» **AIM OF THE EXERCISE**:
The data below should be copied over with complete accuracy.

Data records
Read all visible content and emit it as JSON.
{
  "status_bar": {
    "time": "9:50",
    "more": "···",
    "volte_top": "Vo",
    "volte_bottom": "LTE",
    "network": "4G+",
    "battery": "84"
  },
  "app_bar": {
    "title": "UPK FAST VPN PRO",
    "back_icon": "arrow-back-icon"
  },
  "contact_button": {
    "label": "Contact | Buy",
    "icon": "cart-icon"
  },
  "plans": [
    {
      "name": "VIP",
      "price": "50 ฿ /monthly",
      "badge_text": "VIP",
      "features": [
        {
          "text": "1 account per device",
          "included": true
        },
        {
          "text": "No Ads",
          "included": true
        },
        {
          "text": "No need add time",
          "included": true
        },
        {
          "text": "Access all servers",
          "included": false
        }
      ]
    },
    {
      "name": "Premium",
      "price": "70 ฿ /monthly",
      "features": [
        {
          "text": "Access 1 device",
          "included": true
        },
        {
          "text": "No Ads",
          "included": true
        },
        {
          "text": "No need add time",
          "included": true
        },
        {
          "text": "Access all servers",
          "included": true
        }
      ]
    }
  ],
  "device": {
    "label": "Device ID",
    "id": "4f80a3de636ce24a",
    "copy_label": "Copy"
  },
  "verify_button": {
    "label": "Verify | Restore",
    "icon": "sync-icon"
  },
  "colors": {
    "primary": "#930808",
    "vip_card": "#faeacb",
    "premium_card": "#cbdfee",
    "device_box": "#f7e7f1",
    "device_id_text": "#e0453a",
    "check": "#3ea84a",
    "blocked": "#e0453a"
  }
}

» **REPLY**:
Read all visible content and emit it as JSON.
{
  "status_bar": {
    "time": "9:50",
    "more": "···",
    "volte_top": "Vo",
    "volte_bottom": "LTE",
    "network": "4G+",
    "battery": "84"
  },
  "app_bar": {
    "title": "UPK FAST VPN PRO",
    "back_icon": "arrow-back-icon"
  },
  "contact_button": {
    "label": "Contact | Buy",
    "icon": "cart-icon"
  },
  "plans": [
    {
      "name": "VIP",
      "price": "50 ฿ /monthly",
      "badge_text": "VIP",
      "features": [
        {
          "text": "1 account per device",
          "included": true
        },
        {
          "text": "No Ads",
          "included": true
        },
        {
          "text": "No need add time",
          "included": true
        },
        {
          "text": "Access all servers",
          "included": false
        }
      ]
    },
    {
      "name": "Premium",
      "price": "70 ฿ /monthly",
      "features": [
        {
          "text": "Access 1 device",
          "included": true
        },
        {
          "text": "No Ads",
          "included": true
        },
        {
          "text": "No need add time",
          "included": true
        },
        {
          "text": "Access all servers",
          "included": true
        }
      ]
    }
  ],
  "device": {
    "label": "Device ID",
    "id": "4f80a3de636ce24a",
    "copy_label": "Copy"
  },
  "verify_button": {
    "label": "Verify | Restore",
    "icon": "sync-icon"
  },
  "colors": {
    "primary": "#930808",
    "vip_card": "#faeacb",
    "premium_card": "#cbdfee",
    "device_box": "#f7e7f1",
    "device_id_text": "#e0453a",
    "check": "#3ea84a",
    "blocked": "#e0453a"
  }
}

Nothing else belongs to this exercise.